The nonprofit arms of major, dueling outside political groups — one backing Republicans, one Democrats — released two new TV ads in presidential battleground states today. Both ads offer contrasting views of President Obama on the issues of taxes and spending as the 2012 campaign kicks into gear.
Crossroads GPS, a pro-Republican advocacy group co-founded by strategist Karl Rove, says it’s spending $2.6 million across five states to blast Obama’s proposal to raise taxes on wealthier Americans and corporations to help pay for his jobs bill.
The ad prominently includes a clip of former President Clinton from an Oct. 13 appearance on the “Late Show With David Letterman” saying he opposed raising taxes right now.
“Should you raise taxes on anybody right today — rich or poor or middle class? No,” the clip has Clinton saying, a clear attempt to contrast the popular former president with Obama.
Clinton attacked the ad today, saying it took his words out of context.
“The advertisement implies that I opposed the ‘Buffett Rule.’ In fact, I support both the American Jobs Act and the ‘Buffett Rule,’” Clinton said in a statement, referring to Obama’s proposal to impose a new minimum tax rate on Americans earning more than $1 million.
“I believe that it’s only fair to ask those of us in high-income groups – who have received the primary benefits of the last decade’s economic growth and the majority of its tax cuts as well – to contribute to solving our long term debt problem,” Clinton said.
The “issue ad” will air in Colorado, Florida, North Carolina, Ohio and Pennsylvania for two weeks, Crossroads said.
At the same time, pro-Obama advocacy group Priorities USA has launched its first ad of the season, contrasting Obama’s support for Pell Grants and lower interest rates for some student loans with congressional Republicans’ vows to trim funding for these educational initiatives.

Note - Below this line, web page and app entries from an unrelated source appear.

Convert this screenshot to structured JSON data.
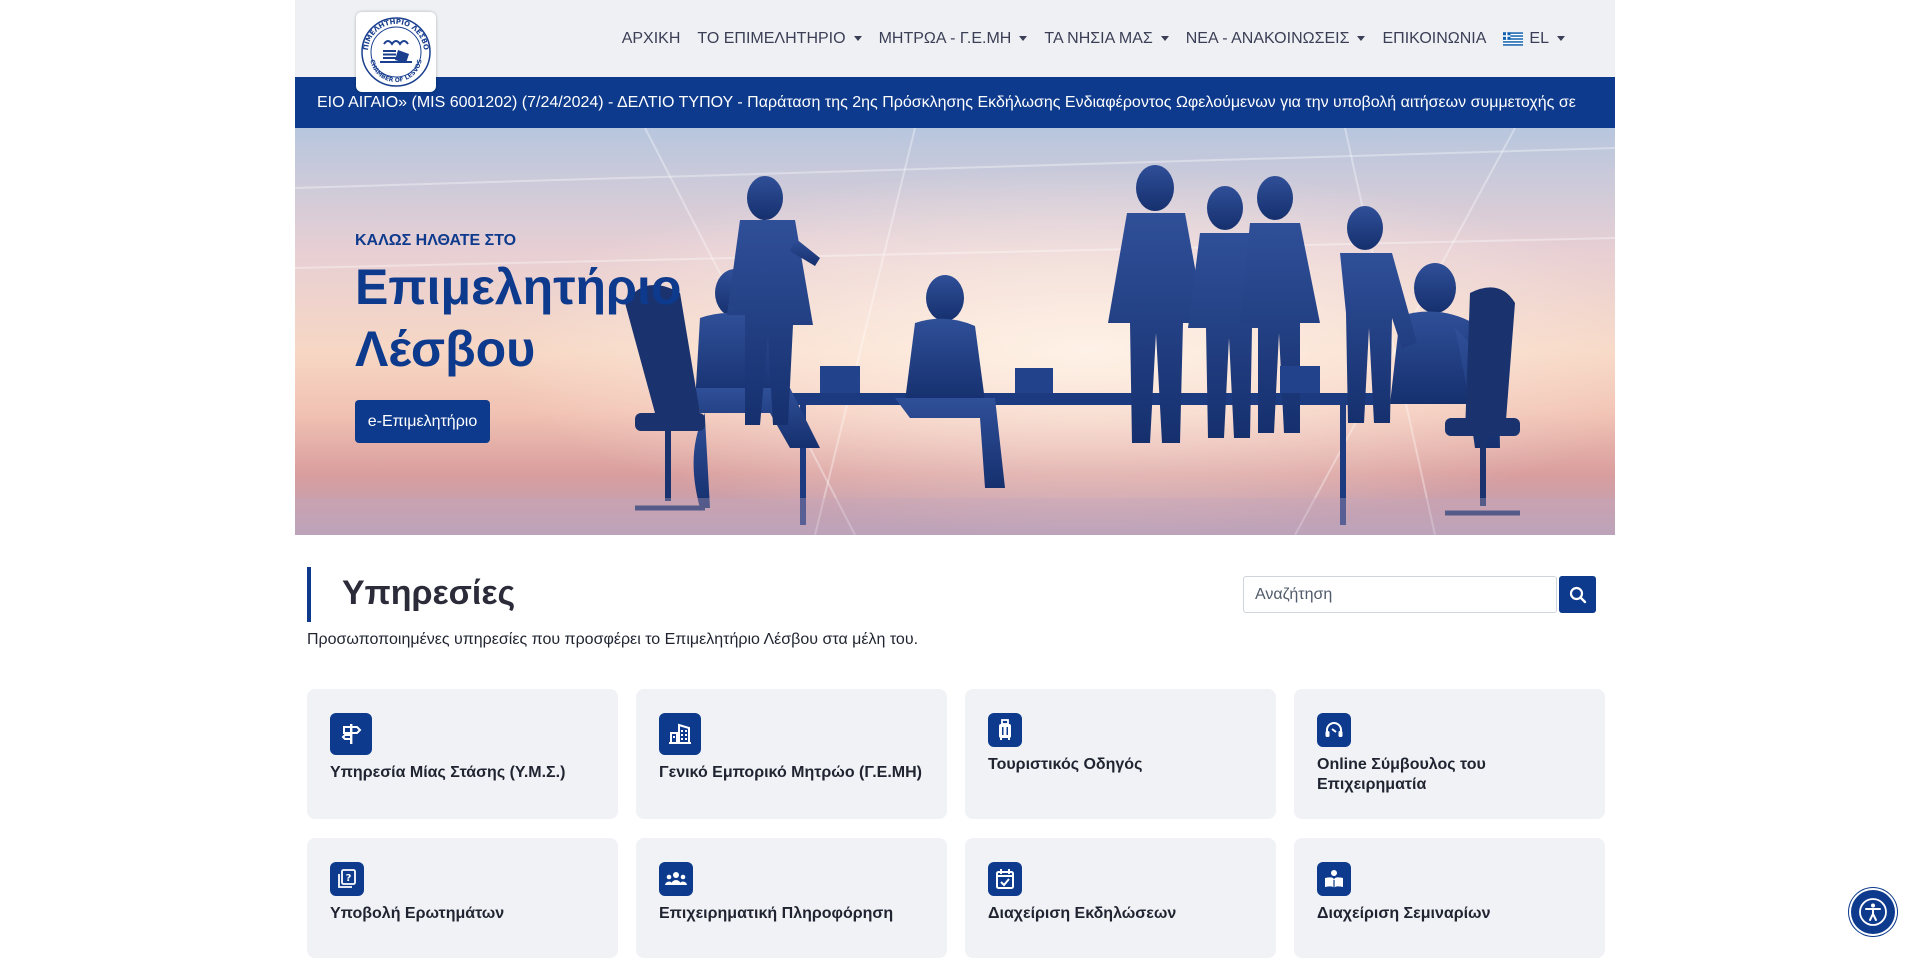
{
  "header": {
    "logo_alt": "ΕΠΙΜΕΛΗΤΗΡΙΟ ΛΕΣΒΟΥ CHAMBER OF LESVOS",
    "nav": {
      "home": "ΑΡΧΙΚΗ",
      "chamber": "ΤΟ ΕΠΙΜΕΛΗΤΗΡΙΟ",
      "registry": "ΜΗΤΡΩΑ - Γ.Ε.ΜΗ",
      "islands": "ΤΑ ΝΗΣΙΑ ΜΑΣ",
      "news": "ΝΕΑ - ΑΝΑΚΟΙΝΩΣΕΙΣ",
      "contact": "ΕΠΙΚΟΙΝΩΝΙΑ",
      "language": "EL"
    }
  },
  "ticker": {
    "text": "ΕΙΟ ΑΙΓΑΙΟ» (MIS 6001202)   (7/24/2024) - ΔΕΛΤΙΟ ΤΥΠΟΥ - Παράταση της 2ης Πρόσκλησης Εκδήλωσης Ενδιαφέροντος Ωφελούμενων για την υποβολή αιτήσεων συμμετοχής σε"
  },
  "hero": {
    "kicker": "ΚΑΛΩΣ ΗΛΘΑΤΕ ΣΤΟ",
    "title": "Επιμελητήριο Λέσβου",
    "button": "e-Επιμελητήριο"
  },
  "services": {
    "title": "Υπηρεσίες",
    "subtitle": "Προσωποποιημένες υπηρεσίες που προσφέρει το Επιμελητήριο Λέσβου στα μέλη του.",
    "search_placeholder": "Αναζήτηση",
    "cards": [
      {
        "label": "Υπηρεσία Μίας Στάσης (Υ.Μ.Σ.)",
        "icon": "signpost-icon"
      },
      {
        "label": "Γενικό Εμπορικό Μητρώο (Γ.Ε.ΜΗ)",
        "icon": "buildings-icon"
      },
      {
        "label": "Τουριστικός Οδηγός",
        "icon": "luggage-icon"
      },
      {
        "label": "Online Σύμβουλος του Επιχειρηματία",
        "icon": "headset-icon"
      },
      {
        "label": "Υποβολή Ερωτημάτων",
        "icon": "question-icon"
      },
      {
        "label": "Επιχειρηματική Πληροφόρηση",
        "icon": "group-icon"
      },
      {
        "label": "Διαχείριση Εκδηλώσεων",
        "icon": "calendar-check-icon"
      },
      {
        "label": "Διαχείριση Σεμιναρίων",
        "icon": "reader-icon"
      }
    ]
  },
  "colors": {
    "primary": "#0d3a8c",
    "header_bg": "#eef0f4",
    "card_bg": "#f1f2f6"
  }
}
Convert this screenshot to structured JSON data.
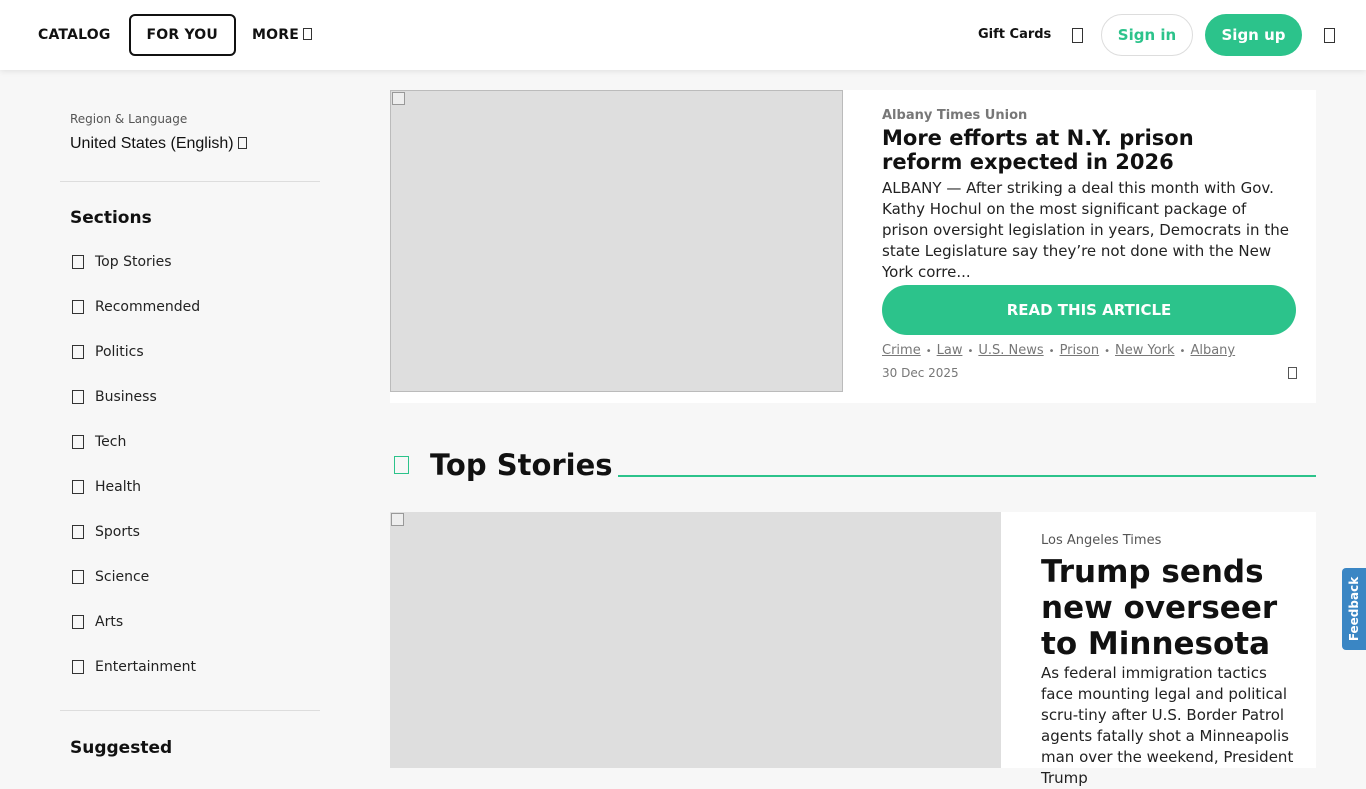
{
  "nav": {
    "catalog": "CATALOG",
    "for_you": "FOR YOU",
    "more": "MORE",
    "gift_cards": "Gift Cards",
    "sign_in": "Sign in",
    "sign_up": "Sign up",
    "icons": {
      "more": "chevron-down-icon",
      "search": "search-icon",
      "menu": "menu-icon"
    }
  },
  "sidebar": {
    "region_label": "Region & Language",
    "region_value": "United States (English)",
    "sections_title": "Sections",
    "sections": [
      {
        "label": "Top Stories"
      },
      {
        "label": "Recommended"
      },
      {
        "label": "Politics"
      },
      {
        "label": "Business"
      },
      {
        "label": "Tech"
      },
      {
        "label": "Health"
      },
      {
        "label": "Sports"
      },
      {
        "label": "Science"
      },
      {
        "label": "Arts"
      },
      {
        "label": "Entertainment"
      }
    ],
    "suggested_title": "Suggested"
  },
  "featured_article": {
    "source": "Albany Times Union",
    "title": "More efforts at N.Y. prison reform expected in 2026",
    "description": "ALBANY — After striking a deal this month with Gov. Kathy Hochul on the most significant package of prison oversight legislation in years, Democrats in the state Legislature say they’re not done with the New York corre...",
    "read_button": "READ THIS ARTICLE",
    "tags": [
      "Crime",
      "Law",
      "U.S. News",
      "Prison",
      "New York",
      "Albany"
    ],
    "date": "30 Dec 2025"
  },
  "top_stories": {
    "heading": "Top Stories",
    "article": {
      "source_logo_alt": "Los Angeles Times",
      "title": "Trump sends new overseer to Minnesota",
      "description": "As federal immigration tactics face mounting legal and political scru-tiny after U.S. Border Patrol agents fatally shot a Minneapolis man over the weekend, President Trump"
    }
  },
  "feedback": "Feedback",
  "colors": {
    "accent": "#2cc38b",
    "feedback": "#3a86c4",
    "background": "#f7f7f7"
  }
}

“Cheering on our colleges and their students — it’s something we’re all in favor of. But Republicans want to take away their support,” says the narrator in the Priorities USA ad, going on to cite GOP-sponsored cuts to federal funding of educational grants. “President Obama has a plan to help,” he adds.
The largely positive 30-second spot is a “five-figure statewide buy in Michigan and on national cable,” Priorities USA co-founder and chief strategist Bill Burton said.
Crossroads GPS and Priorities USA – which both operate in tandem with Super PACs with similar names — are two of the most high-profile and influential outside groups of the 2012 presidential campaign.
As nonprofit educational and issue-oriented advocacy groups registered under section 501(c)(4) of the tax code, these groups can accept unlimited contributions and do not have to disclose their donors. They are, however, prohibited legally from engaging in direct electioneering, though sometimes to casual viewers of their ads it may be hard to see a difference.